**TASK GOAL:** Search the entries below for "Manual", and copy each line where it appears.

*** Opening of INPUT ***

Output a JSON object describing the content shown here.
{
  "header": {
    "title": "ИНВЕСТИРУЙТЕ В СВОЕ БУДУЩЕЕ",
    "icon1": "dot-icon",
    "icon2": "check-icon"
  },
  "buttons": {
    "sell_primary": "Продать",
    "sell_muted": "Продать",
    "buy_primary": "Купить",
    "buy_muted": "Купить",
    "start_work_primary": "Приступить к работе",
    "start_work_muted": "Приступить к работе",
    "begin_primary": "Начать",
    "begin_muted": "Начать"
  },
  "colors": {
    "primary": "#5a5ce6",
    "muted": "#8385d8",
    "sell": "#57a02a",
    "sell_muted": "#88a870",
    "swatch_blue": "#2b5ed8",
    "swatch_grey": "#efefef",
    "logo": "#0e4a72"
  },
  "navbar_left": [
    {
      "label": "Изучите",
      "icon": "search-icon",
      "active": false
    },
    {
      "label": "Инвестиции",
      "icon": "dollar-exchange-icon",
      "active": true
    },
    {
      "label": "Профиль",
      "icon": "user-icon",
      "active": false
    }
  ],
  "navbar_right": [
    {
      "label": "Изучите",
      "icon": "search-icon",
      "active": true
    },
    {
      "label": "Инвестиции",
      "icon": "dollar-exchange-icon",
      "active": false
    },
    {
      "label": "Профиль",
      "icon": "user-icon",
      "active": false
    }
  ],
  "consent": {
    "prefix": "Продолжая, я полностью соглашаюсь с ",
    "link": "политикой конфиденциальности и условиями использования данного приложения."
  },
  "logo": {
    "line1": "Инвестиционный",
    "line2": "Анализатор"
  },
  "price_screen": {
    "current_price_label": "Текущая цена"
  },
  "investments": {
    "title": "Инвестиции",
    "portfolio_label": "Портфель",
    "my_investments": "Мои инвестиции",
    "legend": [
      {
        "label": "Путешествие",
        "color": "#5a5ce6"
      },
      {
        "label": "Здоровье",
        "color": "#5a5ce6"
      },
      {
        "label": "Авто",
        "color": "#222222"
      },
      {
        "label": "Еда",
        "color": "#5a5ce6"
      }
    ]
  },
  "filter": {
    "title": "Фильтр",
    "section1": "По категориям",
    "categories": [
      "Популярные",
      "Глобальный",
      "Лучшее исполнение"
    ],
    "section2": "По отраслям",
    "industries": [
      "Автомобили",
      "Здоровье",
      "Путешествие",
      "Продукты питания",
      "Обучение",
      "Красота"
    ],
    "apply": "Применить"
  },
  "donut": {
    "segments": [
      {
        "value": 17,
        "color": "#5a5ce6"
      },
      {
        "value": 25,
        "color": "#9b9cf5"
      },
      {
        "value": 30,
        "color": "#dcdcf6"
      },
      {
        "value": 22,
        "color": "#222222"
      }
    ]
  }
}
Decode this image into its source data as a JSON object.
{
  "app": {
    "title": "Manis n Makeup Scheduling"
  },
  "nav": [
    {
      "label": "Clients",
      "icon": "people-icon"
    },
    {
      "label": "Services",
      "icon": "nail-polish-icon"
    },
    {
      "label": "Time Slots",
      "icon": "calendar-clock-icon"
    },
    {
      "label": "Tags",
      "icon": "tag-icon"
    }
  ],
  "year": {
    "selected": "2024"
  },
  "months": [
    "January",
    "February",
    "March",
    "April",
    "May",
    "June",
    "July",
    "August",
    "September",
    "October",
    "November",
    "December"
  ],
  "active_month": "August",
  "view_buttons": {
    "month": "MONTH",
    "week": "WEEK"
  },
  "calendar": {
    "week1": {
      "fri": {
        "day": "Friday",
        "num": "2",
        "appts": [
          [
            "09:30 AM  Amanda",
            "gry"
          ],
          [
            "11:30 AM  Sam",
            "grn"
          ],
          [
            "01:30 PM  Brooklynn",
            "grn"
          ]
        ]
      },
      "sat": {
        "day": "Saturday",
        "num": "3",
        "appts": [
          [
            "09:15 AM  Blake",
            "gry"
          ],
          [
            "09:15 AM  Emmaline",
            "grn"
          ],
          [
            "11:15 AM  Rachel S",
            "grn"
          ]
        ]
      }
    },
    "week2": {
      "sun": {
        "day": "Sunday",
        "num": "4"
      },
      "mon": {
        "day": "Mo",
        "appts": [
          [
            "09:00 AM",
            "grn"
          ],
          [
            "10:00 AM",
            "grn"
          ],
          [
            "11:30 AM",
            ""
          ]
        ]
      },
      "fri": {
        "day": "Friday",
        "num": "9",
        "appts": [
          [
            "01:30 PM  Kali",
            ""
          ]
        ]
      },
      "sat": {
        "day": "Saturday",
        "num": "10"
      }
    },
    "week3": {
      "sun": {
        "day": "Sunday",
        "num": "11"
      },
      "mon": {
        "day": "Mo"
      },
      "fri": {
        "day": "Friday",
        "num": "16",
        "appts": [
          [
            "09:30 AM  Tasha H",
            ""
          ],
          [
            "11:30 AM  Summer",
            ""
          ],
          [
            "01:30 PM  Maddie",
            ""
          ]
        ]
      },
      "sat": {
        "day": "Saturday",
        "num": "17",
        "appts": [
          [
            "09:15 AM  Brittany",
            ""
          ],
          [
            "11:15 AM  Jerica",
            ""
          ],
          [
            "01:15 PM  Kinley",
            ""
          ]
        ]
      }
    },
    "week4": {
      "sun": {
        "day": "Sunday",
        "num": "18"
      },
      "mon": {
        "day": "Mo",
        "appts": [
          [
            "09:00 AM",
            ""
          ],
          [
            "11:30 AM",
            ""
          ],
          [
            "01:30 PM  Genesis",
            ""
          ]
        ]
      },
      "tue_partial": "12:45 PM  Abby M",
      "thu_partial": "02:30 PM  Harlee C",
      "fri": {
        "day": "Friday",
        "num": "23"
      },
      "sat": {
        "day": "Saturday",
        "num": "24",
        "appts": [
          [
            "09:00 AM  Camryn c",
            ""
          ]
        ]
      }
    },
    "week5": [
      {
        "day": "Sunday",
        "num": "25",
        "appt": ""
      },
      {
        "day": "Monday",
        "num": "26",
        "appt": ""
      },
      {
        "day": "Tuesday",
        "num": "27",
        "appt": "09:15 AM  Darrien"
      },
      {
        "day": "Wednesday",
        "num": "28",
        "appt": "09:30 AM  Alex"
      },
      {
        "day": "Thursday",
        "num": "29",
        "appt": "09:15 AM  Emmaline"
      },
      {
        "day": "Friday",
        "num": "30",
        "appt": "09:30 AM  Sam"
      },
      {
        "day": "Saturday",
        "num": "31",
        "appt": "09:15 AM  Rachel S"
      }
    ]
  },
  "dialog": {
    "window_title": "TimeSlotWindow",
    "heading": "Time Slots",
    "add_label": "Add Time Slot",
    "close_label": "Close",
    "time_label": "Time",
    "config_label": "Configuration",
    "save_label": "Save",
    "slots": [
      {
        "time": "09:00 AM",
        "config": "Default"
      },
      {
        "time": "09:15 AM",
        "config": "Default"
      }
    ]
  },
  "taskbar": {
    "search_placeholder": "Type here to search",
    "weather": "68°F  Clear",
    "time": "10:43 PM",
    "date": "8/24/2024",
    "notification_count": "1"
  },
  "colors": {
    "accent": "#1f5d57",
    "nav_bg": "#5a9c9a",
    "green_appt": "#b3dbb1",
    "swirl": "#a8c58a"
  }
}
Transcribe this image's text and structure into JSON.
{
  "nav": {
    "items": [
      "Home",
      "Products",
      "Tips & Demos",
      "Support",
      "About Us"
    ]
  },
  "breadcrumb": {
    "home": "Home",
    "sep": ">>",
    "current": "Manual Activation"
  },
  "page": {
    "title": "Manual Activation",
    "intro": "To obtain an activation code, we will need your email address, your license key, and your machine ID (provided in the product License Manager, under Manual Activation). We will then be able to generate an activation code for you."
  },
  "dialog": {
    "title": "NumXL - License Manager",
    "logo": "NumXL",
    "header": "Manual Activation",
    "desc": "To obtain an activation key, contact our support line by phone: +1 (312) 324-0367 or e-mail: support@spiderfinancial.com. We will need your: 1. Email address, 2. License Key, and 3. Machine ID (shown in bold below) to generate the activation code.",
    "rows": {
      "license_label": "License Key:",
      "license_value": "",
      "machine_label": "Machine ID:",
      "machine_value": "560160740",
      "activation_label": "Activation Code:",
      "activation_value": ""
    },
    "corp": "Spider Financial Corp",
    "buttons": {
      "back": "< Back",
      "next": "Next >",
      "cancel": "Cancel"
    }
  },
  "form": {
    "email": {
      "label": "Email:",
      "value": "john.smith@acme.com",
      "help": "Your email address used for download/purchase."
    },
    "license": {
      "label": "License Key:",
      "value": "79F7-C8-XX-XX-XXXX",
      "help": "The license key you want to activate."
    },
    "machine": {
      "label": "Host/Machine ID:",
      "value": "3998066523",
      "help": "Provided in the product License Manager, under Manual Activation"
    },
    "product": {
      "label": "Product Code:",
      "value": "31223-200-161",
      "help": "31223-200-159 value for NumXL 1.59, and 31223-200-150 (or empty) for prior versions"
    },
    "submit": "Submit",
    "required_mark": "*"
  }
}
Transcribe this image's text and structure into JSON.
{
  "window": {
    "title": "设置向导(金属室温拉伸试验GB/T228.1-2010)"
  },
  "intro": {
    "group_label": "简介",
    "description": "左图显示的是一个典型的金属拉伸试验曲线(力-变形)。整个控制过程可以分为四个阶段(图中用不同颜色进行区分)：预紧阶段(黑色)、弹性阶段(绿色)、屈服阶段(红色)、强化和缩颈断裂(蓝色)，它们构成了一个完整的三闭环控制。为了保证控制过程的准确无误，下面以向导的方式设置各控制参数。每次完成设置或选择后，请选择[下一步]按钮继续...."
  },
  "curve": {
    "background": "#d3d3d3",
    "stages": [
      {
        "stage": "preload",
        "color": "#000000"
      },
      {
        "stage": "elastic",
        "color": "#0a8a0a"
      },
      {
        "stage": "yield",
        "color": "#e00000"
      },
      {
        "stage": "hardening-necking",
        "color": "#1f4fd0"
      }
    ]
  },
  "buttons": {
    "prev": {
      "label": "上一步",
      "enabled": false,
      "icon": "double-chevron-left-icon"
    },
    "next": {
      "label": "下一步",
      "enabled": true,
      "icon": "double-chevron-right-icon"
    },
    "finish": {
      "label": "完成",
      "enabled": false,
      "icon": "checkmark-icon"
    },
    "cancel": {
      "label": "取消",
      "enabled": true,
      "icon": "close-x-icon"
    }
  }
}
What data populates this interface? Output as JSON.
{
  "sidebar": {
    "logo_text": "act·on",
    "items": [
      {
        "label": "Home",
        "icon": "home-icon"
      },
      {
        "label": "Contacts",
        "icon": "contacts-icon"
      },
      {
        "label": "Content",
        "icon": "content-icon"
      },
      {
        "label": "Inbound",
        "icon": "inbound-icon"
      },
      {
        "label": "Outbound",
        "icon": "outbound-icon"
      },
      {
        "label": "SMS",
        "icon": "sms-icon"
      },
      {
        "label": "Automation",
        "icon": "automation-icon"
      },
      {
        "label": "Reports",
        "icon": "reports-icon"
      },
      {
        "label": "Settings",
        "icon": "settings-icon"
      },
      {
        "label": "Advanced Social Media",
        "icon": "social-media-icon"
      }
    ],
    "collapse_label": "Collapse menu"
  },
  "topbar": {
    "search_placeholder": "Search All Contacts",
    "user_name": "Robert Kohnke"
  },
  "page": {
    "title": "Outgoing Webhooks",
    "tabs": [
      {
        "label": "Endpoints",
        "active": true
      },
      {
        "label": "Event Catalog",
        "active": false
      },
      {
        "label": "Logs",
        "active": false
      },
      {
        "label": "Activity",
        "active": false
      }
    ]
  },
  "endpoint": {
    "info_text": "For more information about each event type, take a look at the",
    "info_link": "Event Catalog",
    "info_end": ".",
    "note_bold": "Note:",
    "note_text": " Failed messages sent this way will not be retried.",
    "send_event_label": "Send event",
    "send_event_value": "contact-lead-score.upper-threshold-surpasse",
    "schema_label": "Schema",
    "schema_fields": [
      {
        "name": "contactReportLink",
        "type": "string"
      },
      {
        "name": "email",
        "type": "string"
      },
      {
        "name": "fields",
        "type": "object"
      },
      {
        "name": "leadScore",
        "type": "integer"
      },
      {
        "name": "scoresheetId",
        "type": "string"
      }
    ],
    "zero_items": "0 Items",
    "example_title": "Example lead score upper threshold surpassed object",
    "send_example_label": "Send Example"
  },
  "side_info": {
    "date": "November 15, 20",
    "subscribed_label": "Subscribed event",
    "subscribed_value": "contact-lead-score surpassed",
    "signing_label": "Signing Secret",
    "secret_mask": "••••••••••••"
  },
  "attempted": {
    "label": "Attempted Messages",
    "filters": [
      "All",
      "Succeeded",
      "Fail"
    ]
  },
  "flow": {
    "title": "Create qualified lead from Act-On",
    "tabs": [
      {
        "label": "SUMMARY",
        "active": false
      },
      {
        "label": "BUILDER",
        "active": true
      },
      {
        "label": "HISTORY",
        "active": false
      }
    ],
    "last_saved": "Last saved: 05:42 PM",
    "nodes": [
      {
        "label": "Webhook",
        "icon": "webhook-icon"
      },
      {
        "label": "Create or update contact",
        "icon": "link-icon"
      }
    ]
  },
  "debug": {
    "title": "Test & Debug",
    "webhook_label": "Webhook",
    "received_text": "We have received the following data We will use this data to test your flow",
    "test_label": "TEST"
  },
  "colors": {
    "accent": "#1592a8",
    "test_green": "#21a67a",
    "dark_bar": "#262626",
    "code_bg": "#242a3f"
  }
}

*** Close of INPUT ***

**SOLUTION TO THIS PROBLEM:**
    "current": "Manual Activation"
    "title": "Manual Activation",
    "intro": "To obtain an activation code, we will need your email address, your license key, and your machine ID (provided in the product License Manager, under Manual Activation). We will then be able to generate an activation code for you."
    "header": "Manual Activation",
      "help": "Provided in the product License Manager, under Manual Activation"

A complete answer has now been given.